Warning: Creating default object from empty value in /home3/kevint/public_html/beyondimaginationcoaching.com/wp-content/themes/simplicity/functions/admin-hooks.php on line 160

The Experience

I took my family to a professional basketball game the other day. For those wondering, it was the Utah Jazz, my local team. I was given some comp tickets for the game, in a spot in the arena with not a lot of upside left. (I guess there were about 5 or 6 rows of upside left to the top of the area from where I sat.) From my seat I could make out the players, and read their numbers. I could see the ball even at the far end of the court. But the view was nowhere as good as it would have been on a big screen TV. In fact my view of the court was not as good as my view of the big screen TVs in the arena. It got me wondering, why do people go to live games when the view is so much better in their own home?



The view from my seat at the game.

I realized that people don’t go for the convenience. Catching the train alone destroyed that idea. (Side note: the ticket kiosk screen was broken, so I couldn’t even by tickets until I got off the train. I did buy a round-trip ticket once I got to the arena to be honest about my use of the train.) Other times when I’ve driven, the fight for parking, then the struggle to get out of a parking lot disprove this idea equally well.


It’s not the price. Even with free tickets, I still paid for the train ride (or I would have ended up paying for parking), I bought a $5 hot dog for my kids. Nope, it’s not about the price.


Like I said earlier, it’s not for the better view of the game. Aside from sitting several floors above the court, I also had to look around the big hair on the person in front of me, blocking my view of a significant portion of the court.


So, why pay more for a less convenient way to watch a game less effectively than you could from home? Two words: The Experience.

The Experience of a game is something that you still can’t replicate in your basement. Even with great surround sound and an 80” TV, you’re still watching the game in your basement. You can even pour your microwave popcorn into a big bowl, and it’s not the same.

There’s an excitement as you walk up to the arena (that is broken up a bit at the security check point at the doors). The hundreds of fans swirling around the ticket scalpers (“I need tickets. Wanna buy a ticket?”) with eager anticipation of the coming event starts the experience. As you walk the brightly-lit, noisy concourses that experience is enhanced. The hurried fans trying to find just the right, overpriced dinner  or snack before rushing back to their seats from the far side of the building create a buzz of excitement that you just can’t replicate on your own.


That smile is what The Experience feels like.

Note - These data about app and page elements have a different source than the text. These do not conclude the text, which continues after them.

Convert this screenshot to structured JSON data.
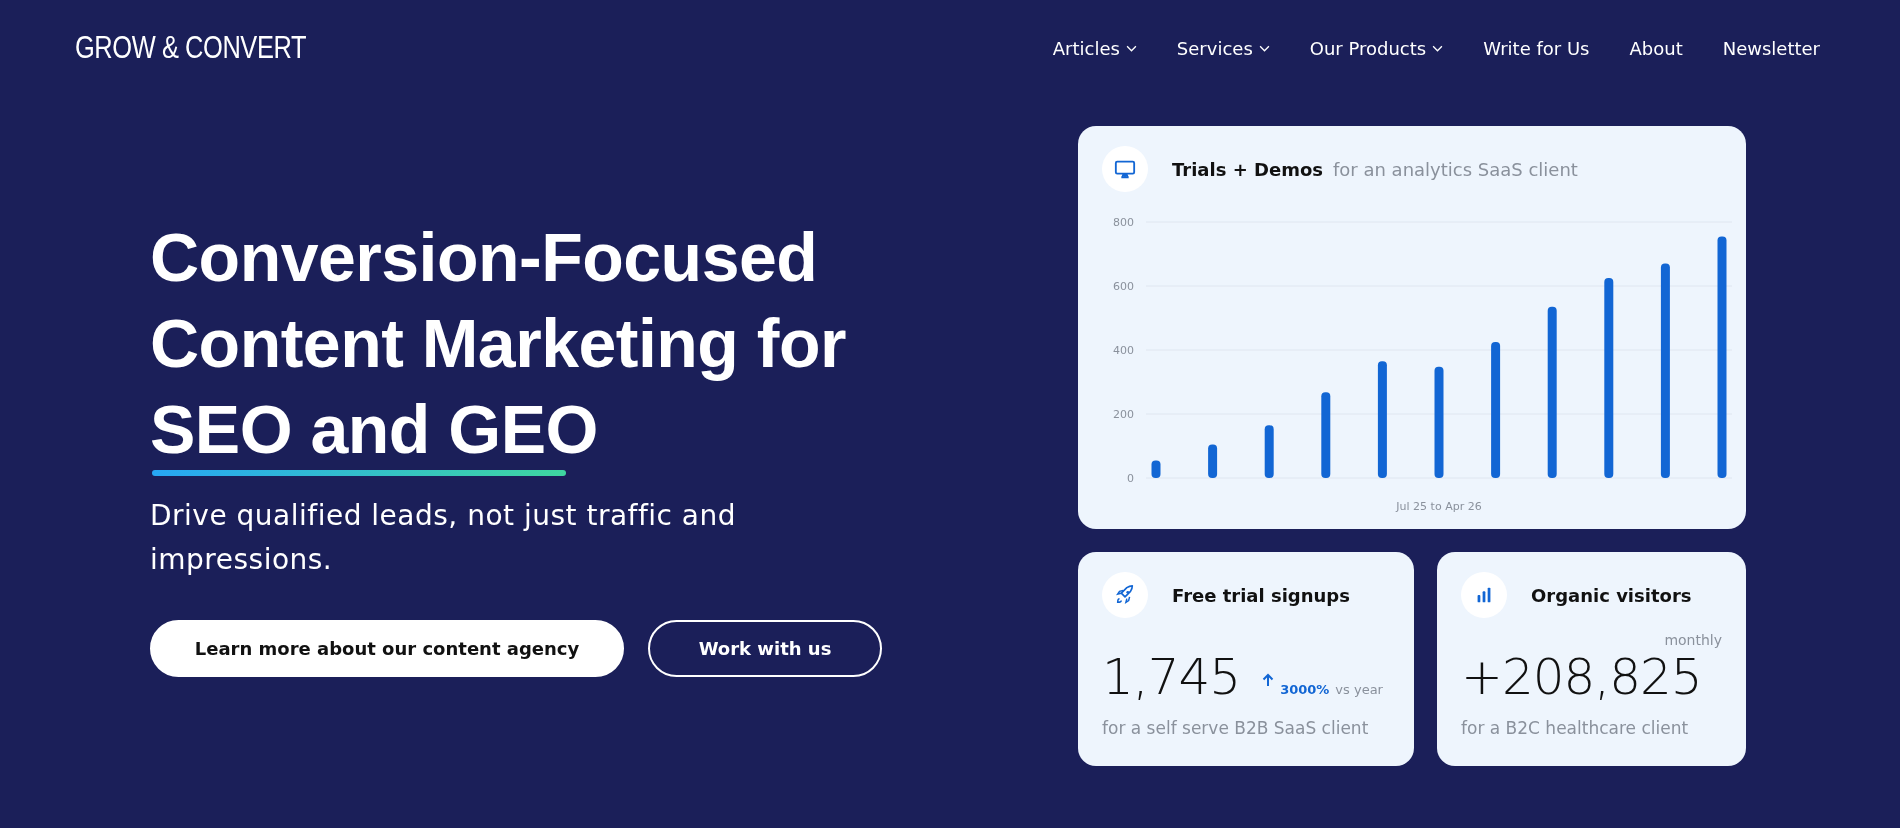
{
  "logo": "GROW & CONVERT",
  "nav": [
    {
      "label": "Articles",
      "dropdown": true
    },
    {
      "label": "Services",
      "dropdown": true
    },
    {
      "label": "Our Products",
      "dropdown": true
    },
    {
      "label": "Write for Us",
      "dropdown": false
    },
    {
      "label": "About",
      "dropdown": false
    },
    {
      "label": "Newsletter",
      "dropdown": false
    }
  ],
  "hero": {
    "headline": "Conversion-Focused Content Marketing for",
    "highlight": "SEO and GEO",
    "subtitle": "Drive qualified leads, not just traffic and impressions.",
    "buttons": [
      {
        "label": "Learn more about our content agency",
        "kind": "primary"
      },
      {
        "label": "Work with us",
        "kind": "outline"
      }
    ]
  },
  "chart_card": {
    "title": "Trials + Demos",
    "subtitle": "for an analytics SaaS client",
    "chart_data": {
      "type": "bar",
      "xlabel": "Jul 25 to Apr 26",
      "ylim": [
        0,
        800
      ],
      "yticks": [
        0,
        200,
        400,
        600,
        800
      ],
      "grid": true,
      "values": [
        55,
        105,
        165,
        268,
        365,
        348,
        425,
        535,
        625,
        670,
        755
      ]
    }
  },
  "stat_cards": [
    {
      "title": "Free trial signups",
      "value": "1,745",
      "change": "3000%",
      "change_note": "vs year",
      "caption": "for a self serve B2B SaaS client"
    },
    {
      "title": "Organic visitors",
      "period": "monthly",
      "value": "+208,825",
      "caption": "for a B2C healthcare client"
    }
  ]
}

Then you finally step into the arena to the deafening roar of the crowd as the first basket of the game is sunk. For all of the technical advances in broadcasting you just can’t experience that at home. The feel of the noise; the wave of energy, even on the upper level of the house is real. You become part of the action. You become a part of the game. You almost become a part of the team. You are a part of the event.

And I still hadn’t made it to my own seat yet. Granted, climbing the 19 rows from the portal to my seat, with the arena getting darker as I went did lessen the energy I felt. However, at the first dunked ball, that energy surged back through every corner of the house.

I went to the game for the experience.

The Experience Is Your Business 

I believe that is the reason that customers come to a business. Your business is The Experience you offer. I’m not – and I hope this is obvious by this point – talking about the years you’ve been in business, but about what customers feel when they meet you, when they walk through the door. It doesn’t matter what product you’re selling, or what service you’re offering. Anyone can sell the same product or offer the same service. What experience are you creating in your business that will cause customers to overcome convenience objections, price objections, or technical issues to choose your business over the competition? That experience is yours to offer, and yours alone. Every sports franchise has to create Experience of their arenas would be empty while we all watched the games at home. You have to create it or your business will be empty while customers search for free or lower-cost solutions at home as well. It doesn’t have to be a sports arena experience. It may be a secluded escape, or anything else you and your customers want it to be.

Just create the experience. Own the experience. That is your competitive advantage.

Follow Us

Follow us on the following social networks to receive updates.

No comments yet.

Leave a Reply